What this task involves -> Each record that follows is to be reproduced verbatim.

--- Data to process Enclosed Below ---

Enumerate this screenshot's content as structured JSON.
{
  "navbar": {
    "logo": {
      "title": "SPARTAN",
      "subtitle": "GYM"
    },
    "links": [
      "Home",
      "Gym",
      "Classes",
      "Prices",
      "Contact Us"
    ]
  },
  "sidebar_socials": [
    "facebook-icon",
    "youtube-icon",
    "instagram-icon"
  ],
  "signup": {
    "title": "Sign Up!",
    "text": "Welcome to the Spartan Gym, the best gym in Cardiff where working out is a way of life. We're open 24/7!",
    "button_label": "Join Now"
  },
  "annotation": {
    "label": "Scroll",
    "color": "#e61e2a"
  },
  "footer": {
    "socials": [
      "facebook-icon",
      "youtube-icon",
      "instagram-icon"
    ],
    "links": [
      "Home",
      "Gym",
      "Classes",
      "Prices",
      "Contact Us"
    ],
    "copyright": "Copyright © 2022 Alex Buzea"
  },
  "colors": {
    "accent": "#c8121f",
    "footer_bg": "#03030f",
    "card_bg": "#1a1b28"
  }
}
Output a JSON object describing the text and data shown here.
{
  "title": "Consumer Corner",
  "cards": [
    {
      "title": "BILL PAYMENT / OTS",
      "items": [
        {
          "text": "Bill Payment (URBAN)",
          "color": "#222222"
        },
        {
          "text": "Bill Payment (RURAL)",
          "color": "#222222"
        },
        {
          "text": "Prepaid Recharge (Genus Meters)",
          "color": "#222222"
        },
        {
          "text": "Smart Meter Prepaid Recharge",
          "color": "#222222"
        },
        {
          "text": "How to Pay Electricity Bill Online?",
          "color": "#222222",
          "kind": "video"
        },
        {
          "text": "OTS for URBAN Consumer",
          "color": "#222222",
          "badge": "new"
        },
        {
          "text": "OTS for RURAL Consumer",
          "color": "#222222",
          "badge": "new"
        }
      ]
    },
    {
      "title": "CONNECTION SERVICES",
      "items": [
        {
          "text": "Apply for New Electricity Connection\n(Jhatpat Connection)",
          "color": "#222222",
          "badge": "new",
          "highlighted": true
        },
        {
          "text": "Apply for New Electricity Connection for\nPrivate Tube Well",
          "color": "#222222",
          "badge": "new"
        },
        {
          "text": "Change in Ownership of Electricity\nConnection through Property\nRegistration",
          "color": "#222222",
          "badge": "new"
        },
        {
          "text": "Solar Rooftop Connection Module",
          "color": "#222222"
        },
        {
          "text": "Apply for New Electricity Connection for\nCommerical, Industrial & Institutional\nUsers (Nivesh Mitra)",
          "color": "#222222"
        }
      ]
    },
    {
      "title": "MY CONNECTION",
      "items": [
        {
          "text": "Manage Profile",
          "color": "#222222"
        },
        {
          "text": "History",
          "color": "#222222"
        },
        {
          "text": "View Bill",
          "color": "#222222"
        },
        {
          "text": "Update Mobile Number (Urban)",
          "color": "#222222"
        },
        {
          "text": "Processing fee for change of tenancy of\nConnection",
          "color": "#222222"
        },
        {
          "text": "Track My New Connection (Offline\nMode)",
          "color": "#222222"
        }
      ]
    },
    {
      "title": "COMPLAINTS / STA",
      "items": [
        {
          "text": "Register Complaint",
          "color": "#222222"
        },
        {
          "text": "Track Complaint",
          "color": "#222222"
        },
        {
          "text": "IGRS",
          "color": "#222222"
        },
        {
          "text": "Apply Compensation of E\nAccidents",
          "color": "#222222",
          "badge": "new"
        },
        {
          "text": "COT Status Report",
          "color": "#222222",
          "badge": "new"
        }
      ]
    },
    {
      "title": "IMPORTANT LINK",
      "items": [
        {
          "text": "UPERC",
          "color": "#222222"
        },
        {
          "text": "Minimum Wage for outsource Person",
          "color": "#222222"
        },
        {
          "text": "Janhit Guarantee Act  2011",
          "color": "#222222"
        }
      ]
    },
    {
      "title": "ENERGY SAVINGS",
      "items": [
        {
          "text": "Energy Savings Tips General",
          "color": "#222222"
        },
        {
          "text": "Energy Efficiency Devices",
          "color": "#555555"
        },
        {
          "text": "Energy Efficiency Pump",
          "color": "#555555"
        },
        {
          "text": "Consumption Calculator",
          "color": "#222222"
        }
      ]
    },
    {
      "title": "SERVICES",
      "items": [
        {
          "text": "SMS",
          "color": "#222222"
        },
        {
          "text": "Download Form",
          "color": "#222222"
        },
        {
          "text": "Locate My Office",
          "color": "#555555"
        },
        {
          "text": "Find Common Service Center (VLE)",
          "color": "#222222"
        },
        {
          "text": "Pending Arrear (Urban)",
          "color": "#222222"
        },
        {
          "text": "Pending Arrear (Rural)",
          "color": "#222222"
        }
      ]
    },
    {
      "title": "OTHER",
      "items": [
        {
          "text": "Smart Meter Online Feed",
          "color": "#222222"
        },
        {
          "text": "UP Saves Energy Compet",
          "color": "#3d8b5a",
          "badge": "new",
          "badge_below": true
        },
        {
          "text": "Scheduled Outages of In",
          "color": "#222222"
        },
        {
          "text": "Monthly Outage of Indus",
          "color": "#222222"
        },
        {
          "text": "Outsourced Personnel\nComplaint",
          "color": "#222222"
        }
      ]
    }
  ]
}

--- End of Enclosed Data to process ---

Result of this task ->
Enumerate this screenshot's content as structured JSON.
{
  "navbar": {
    "logo": {
      "title": "SPARTAN",
      "subtitle": "GYM"
    },
    "links": [
      "Home",
      "Gym",
      "Classes",
      "Prices",
      "Contact Us"
    ]
  },
  "sidebar_socials": [
    "facebook-icon",
    "youtube-icon",
    "instagram-icon"
  ],
  "signup": {
    "title": "Sign Up!",
    "text": "Welcome to the Spartan Gym, the best gym in Cardiff where working out is a way of life. We're open 24/7!",
    "button_label": "Join Now"
  },
  "annotation": {
    "label": "Scroll",
    "color": "#e61e2a"
  },
  "footer": {
    "socials": [
      "facebook-icon",
      "youtube-icon",
      "instagram-icon"
    ],
    "links": [
      "Home",
      "Gym",
      "Classes",
      "Prices",
      "Contact Us"
    ],
    "copyright": "Copyright © 2022 Alex Buzea"
  },
  "colors": {
    "accent": "#c8121f",
    "footer_bg": "#03030f",
    "card_bg": "#1a1b28"
  }
}
Output a JSON object describing the text and data shown here.
{
  "title": "Consumer Corner",
  "cards": [
    {
      "title": "BILL PAYMENT / OTS",
      "items": [
        {
          "text": "Bill Payment (URBAN)",
          "color": "#222222"
        },
        {
          "text": "Bill Payment (RURAL)",
          "color": "#222222"
        },
        {
          "text": "Prepaid Recharge (Genus Meters)",
          "color": "#222222"
        },
        {
          "text": "Smart Meter Prepaid Recharge",
          "color": "#222222"
        },
        {
          "text": "How to Pay Electricity Bill Online?",
          "color": "#222222",
          "kind": "video"
        },
        {
          "text": "OTS for URBAN Consumer",
          "color": "#222222",
          "badge": "new"
        },
        {
          "text": "OTS for RURAL Consumer",
          "color": "#222222",
          "badge": "new"
        }
      ]
    },
    {
      "title": "CONNECTION SERVICES",
      "items": [
        {
          "text": "Apply for New Electricity Connection\n(Jhatpat Connection)",
          "color": "#222222",
          "badge": "new",
          "highlighted": true
        },
        {
          "text": "Apply for New Electricity Connection for\nPrivate Tube Well",
          "color": "#222222",
          "badge": "new"
        },
        {
          "text": "Change in Ownership of Electricity\nConnection through Property\nRegistration",
          "color": "#222222",
          "badge": "new"
        },
        {
          "text": "Solar Rooftop Connection Module",
          "color": "#222222"
        },
        {
          "text": "Apply for New Electricity Connection for\nCommerical, Industrial & Institutional\nUsers (Nivesh Mitra)",
          "color": "#222222"
        }
      ]
    },
    {
      "title": "MY CONNECTION",
      "items": [
        {
          "text": "Manage Profile",
          "color": "#222222"
        },
        {
          "text": "History",
          "color": "#222222"
        },
        {
          "text": "View Bill",
          "color": "#222222"
        },
        {
          "text": "Update Mobile Number (Urban)",
          "color": "#222222"
        },
        {
          "text": "Processing fee for change of tenancy of\nConnection",
          "color": "#222222"
        },
        {
          "text": "Track My New Connection (Offline\nMode)",
          "color": "#222222"
        }
      ]
    },
    {
      "title": "COMPLAINTS / STA",
      "items": [
        {
          "text": "Register Complaint",
          "color": "#222222"
        },
        {
          "text": "Track Complaint",
          "color": "#222222"
        },
        {
          "text": "IGRS",
          "color": "#222222"
        },
        {
          "text": "Apply Compensation of E\nAccidents",
          "color": "#222222",
          "badge": "new"
        },
        {
          "text": "COT Status Report",
          "color": "#222222",
          "badge": "new"
        }
      ]
    },
    {
      "title": "IMPORTANT LINK",
      "items": [
        {
          "text": "UPERC",
          "color": "#222222"
        },
        {
          "text": "Minimum Wage for outsource Person",
          "color": "#222222"
        },
        {
          "text": "Janhit Guarantee Act  2011",
          "color": "#222222"
        }
      ]
    },
    {
      "title": "ENERGY SAVINGS",
      "items": [
        {
          "text": "Energy Savings Tips General",
          "color": "#222222"
        },
        {
          "text": "Energy Efficiency Devices",
          "color": "#555555"
        },
        {
          "text": "Energy Efficiency Pump",
          "color": "#555555"
        },
        {
          "text": "Consumption Calculator",
          "color": "#222222"
        }
      ]
    },
    {
      "title": "SERVICES",
      "items": [
        {
          "text": "SMS",
          "color": "#222222"
        },
        {
          "text": "Download Form",
          "color": "#222222"
        },
        {
          "text": "Locate My Office",
          "color": "#555555"
        },
        {
          "text": "Find Common Service Center (VLE)",
          "color": "#222222"
        },
        {
          "text": "Pending Arrear (Urban)",
          "color": "#222222"
        },
        {
          "text": "Pending Arrear (Rural)",
          "color": "#222222"
        }
      ]
    },
    {
      "title": "OTHER",
      "items": [
        {
          "text": "Smart Meter Online Feed",
          "color": "#222222"
        },
        {
          "text": "UP Saves Energy Compet",
          "color": "#3d8b5a",
          "badge": "new",
          "badge_below": true
        },
        {
          "text": "Scheduled Outages of In",
          "color": "#222222"
        },
        {
          "text": "Monthly Outage of Indus",
          "color": "#222222"
        },
        {
          "text": "Outsourced Personnel\nComplaint",
          "color": "#222222"
        }
      ]
    }
  ]
}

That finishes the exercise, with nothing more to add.